Well, still ahead -- a workout that you can do just about anywhere. No gym required.
GUPTA: We're back with HOUSE CALL.
Motivating kids to exercise by teaching them how to workout anytime, anywhere, they're called the "Bartendaz," a group of New York fitness instructors showing students all they need for a workout is their own weight.
GUPTA (voice-over): These fitness gurus aren't promoting underage drinking. Instead, they're named for the creative moves they perform on the floor and the pull-up bar. The Bartendaz, they're empowering high schoolers to calisthenics. Ditching free weights and weight machines in favor of using their own body weight, the Bartendaz acrobatic strength exercises have started to spark attention -- on YouTube and from celebrity clients like rapper Ludacris. The minimal equipment makes workouts affordable and accessible without the need of a gym and the use of body weight instead of free weights which is safe for young bodies.
Bartendaz founder, Hassan Yasin, owns his acrobatic skills on the pull-up bars at local parks in New York City.
HASSAN YASIN, FOUNDER, BARTENDAZ: I am.
UNIDENTIFIED CROWD: I am.
GUPTA: Yasin's program is a mix of motivational speaking and exercise. He says his proudest achievement is the program's impact on at-risk youth.
YASIN: You're going to see somebody comes to school every single day and fail. How do you do that? Like this. They go, success, I'm coming. And success is over here.
GUPTA: A number of New York City schools have adopted Bartendaz moves into their physical education programs. Yasin says the exercises resonate among students who have been difficult to reach.
GUPTA: Well, unfortunately, that's all the time we have for today. If you missed any part of today's show, be sure to check out my podcast on CNN.com/podcasting.
And tune in all this week for our special coverage of the issues affecting your wallet and your health, "Road to Rescue: A CNN Survival Guide." We'll cover issues from your health to your energy costs.
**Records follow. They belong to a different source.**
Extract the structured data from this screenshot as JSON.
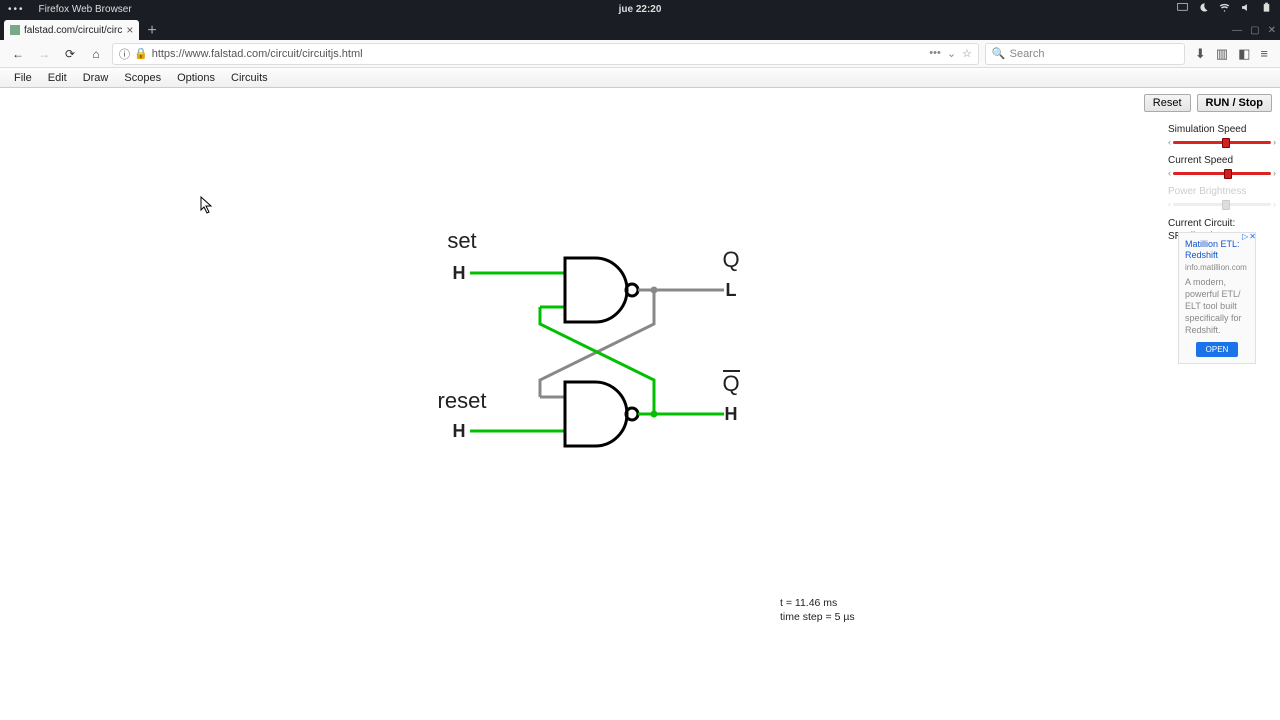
{
  "os": {
    "app_name": "Firefox Web Browser",
    "clock": "jue 22:20"
  },
  "tab": {
    "title": "falstad.com/circuit/circ"
  },
  "url": "https://www.falstad.com/circuit/circuitjs.html",
  "search_placeholder": "Search",
  "menu": {
    "file": "File",
    "edit": "Edit",
    "draw": "Draw",
    "scopes": "Scopes",
    "options": "Options",
    "circuits": "Circuits"
  },
  "buttons": {
    "reset": "Reset",
    "run": "RUN",
    "stop_suffix": " / Stop"
  },
  "sliders": {
    "sim": "Simulation Speed",
    "cur": "Current Speed",
    "pow": "Power Brightness"
  },
  "current_circuit_label": "Current Circuit:",
  "current_circuit_name": "SR Flip-Flop",
  "ad": {
    "title1": "Matillion ETL:",
    "title2": "Redshift",
    "url": "info.matillion.com",
    "body": "A modern, powerful ETL/ ELT tool built specifically for Redshift.",
    "cta": "OPEN"
  },
  "circuit": {
    "set_label": "set",
    "reset_label": "reset",
    "h1": "H",
    "h2": "H",
    "q": "Q",
    "ql": "L",
    "qbar": "Q",
    "qbar_val": "H"
  },
  "status": {
    "line1": "t = 11.46 ms",
    "line2": "time step = 5 µs"
  }
}
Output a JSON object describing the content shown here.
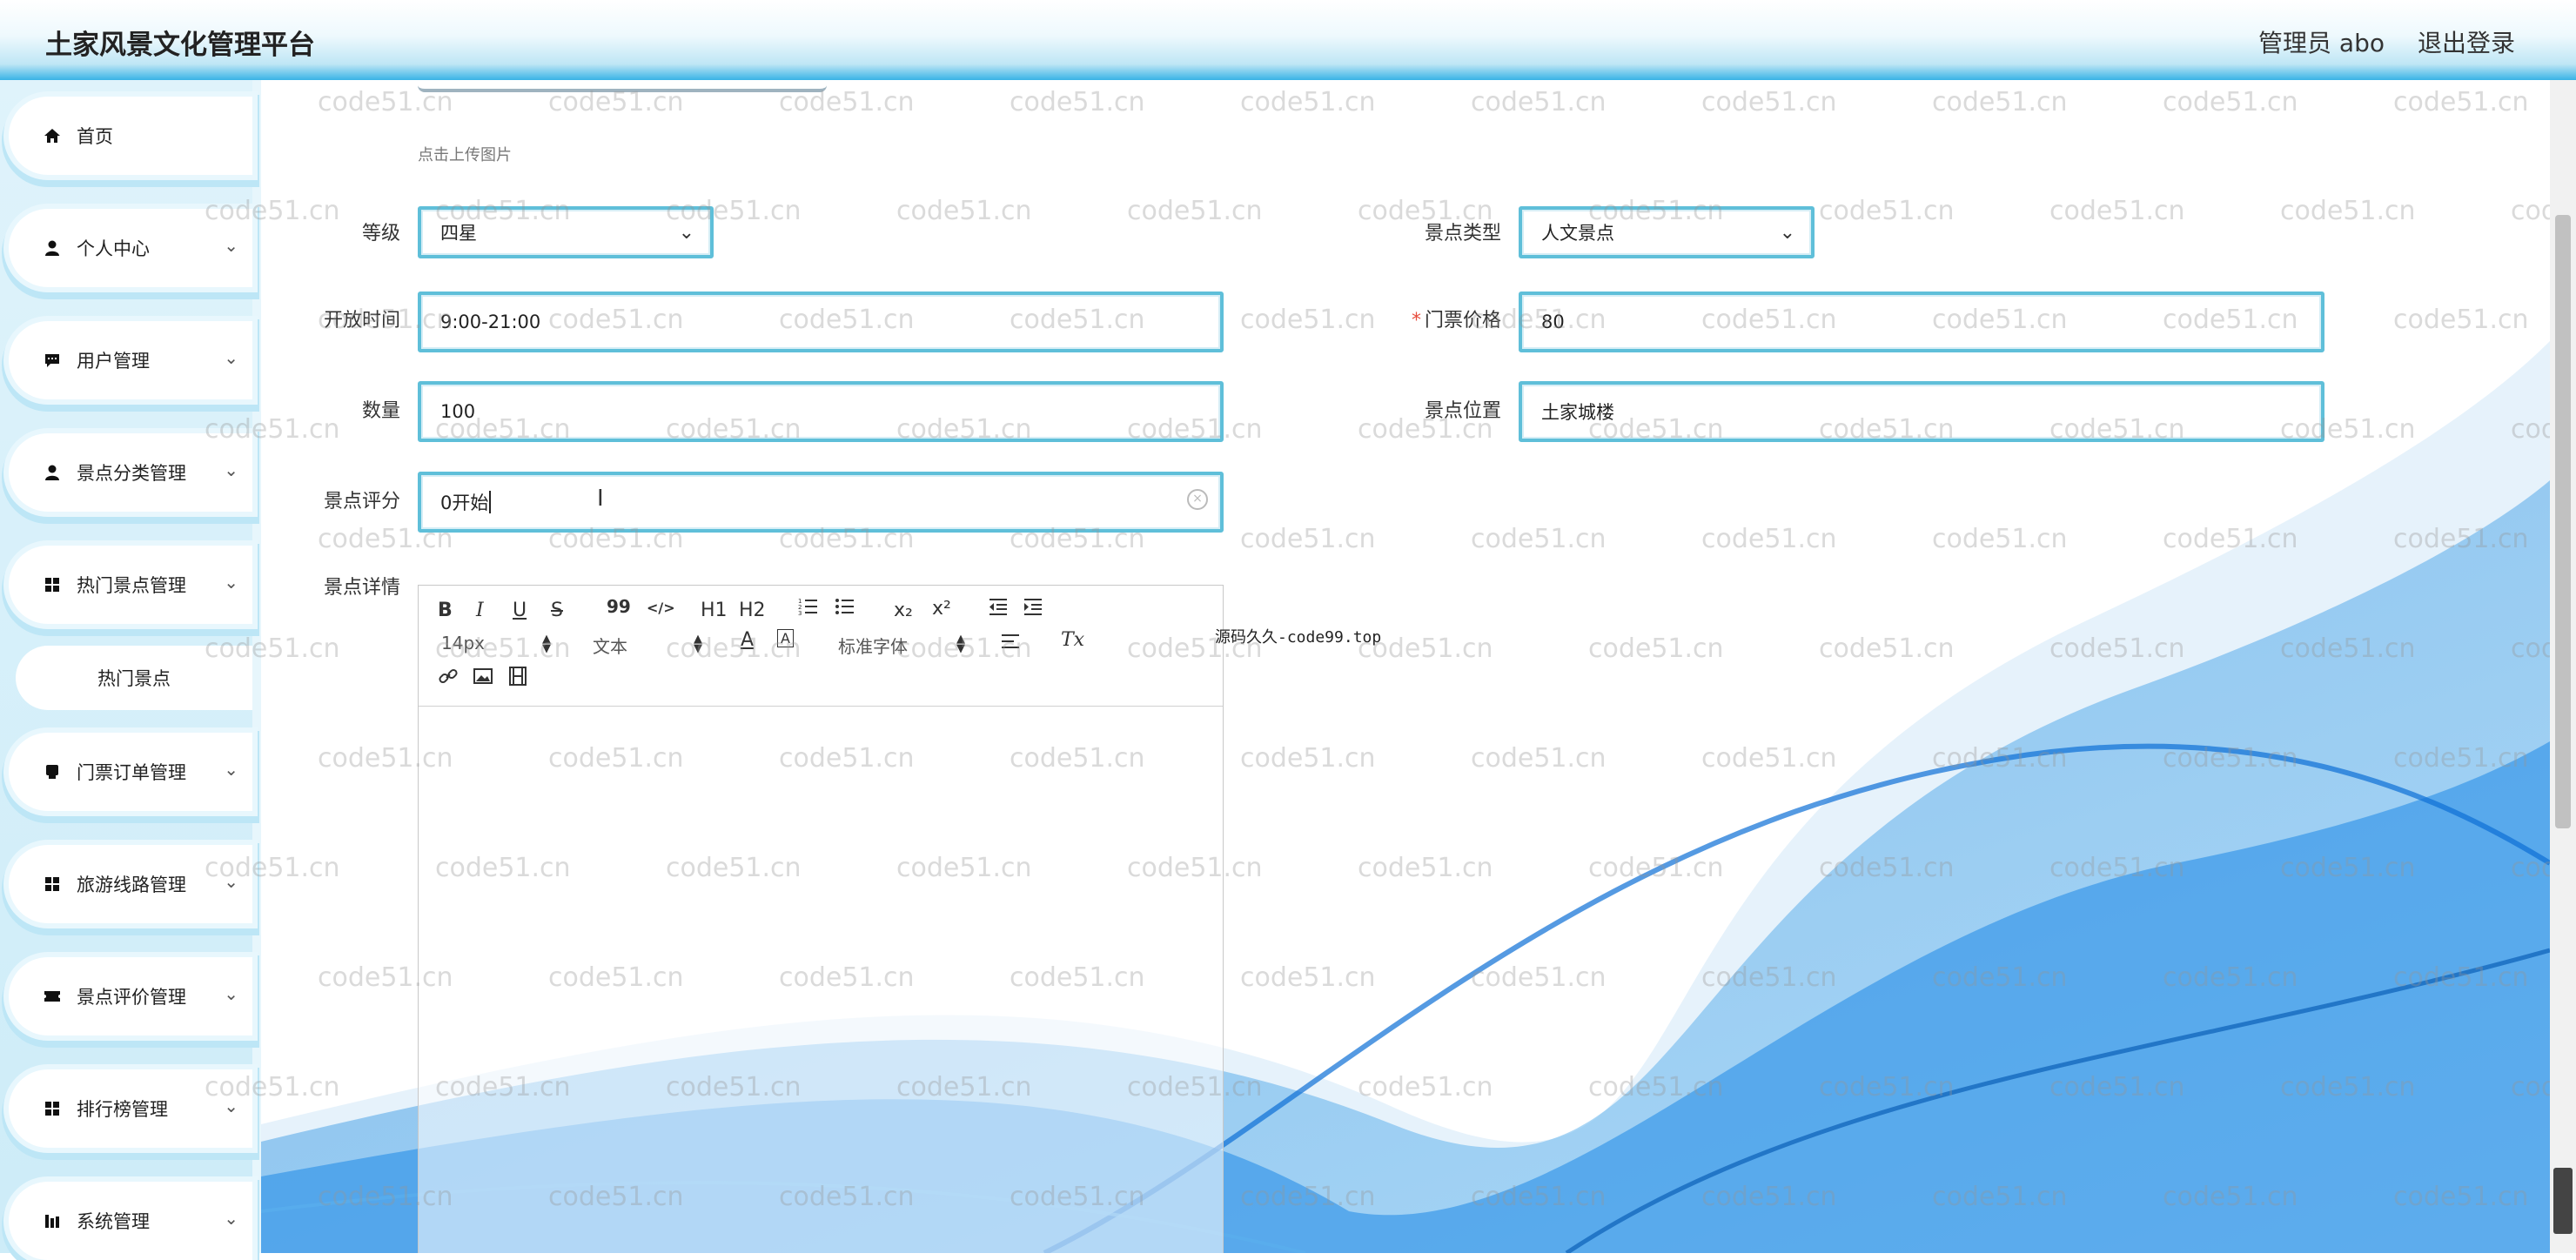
{
  "header": {
    "title": "土家风景文化管理平台",
    "admin": "管理员 abo",
    "logout": "退出登录"
  },
  "sidebar": {
    "items": [
      {
        "label": "首页",
        "icon": "home-icon"
      },
      {
        "label": "个人中心",
        "icon": "user-icon"
      },
      {
        "label": "用户管理",
        "icon": "chat-icon"
      },
      {
        "label": "景点分类管理",
        "icon": "user-icon"
      },
      {
        "label": "热门景点管理",
        "icon": "grid-icon"
      },
      {
        "label": "门票订单管理",
        "icon": "ticket-icon"
      },
      {
        "label": "旅游线路管理",
        "icon": "grid-icon"
      },
      {
        "label": "景点评价管理",
        "icon": "film-icon"
      },
      {
        "label": "排行榜管理",
        "icon": "grid-icon"
      },
      {
        "label": "系统管理",
        "icon": "chart-icon"
      }
    ],
    "submenu": {
      "label": "热门景点"
    }
  },
  "form": {
    "upload_hint": "点击上传图片",
    "grade": {
      "label": "等级",
      "value": "四星"
    },
    "type": {
      "label": "景点类型",
      "value": "人文景点"
    },
    "open_time": {
      "label": "开放时间",
      "value": "9:00-21:00"
    },
    "price": {
      "label": "门票价格",
      "value": "80",
      "required": "*"
    },
    "quantity": {
      "label": "数量",
      "value": "100"
    },
    "location": {
      "label": "景点位置",
      "value": "土家城楼"
    },
    "rating": {
      "label": "景点评分",
      "value": "0开始"
    },
    "detail": {
      "label": "景点详情"
    }
  },
  "editor": {
    "toolbar": {
      "bold": "B",
      "italic": "I",
      "underline": "U",
      "strike": "S",
      "quote": "99",
      "code": "</>",
      "h1": "H1",
      "h2": "H2",
      "sub": "x₂",
      "sup": "x²",
      "size": "14px",
      "format": "文本",
      "font": "标准字体",
      "clear": "Tx"
    }
  },
  "note": "源码久久-code99.top",
  "watermark": "code51.cn",
  "colors": {
    "accent": "#39b3e6",
    "field_border": "#5fbfd9",
    "wave": "#1e88e5"
  }
}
Remember, this is the place for the answers to all your medical questions. Thanks for watching. I'm Dr. Sanjay Gupta. More news on CNN starts right now.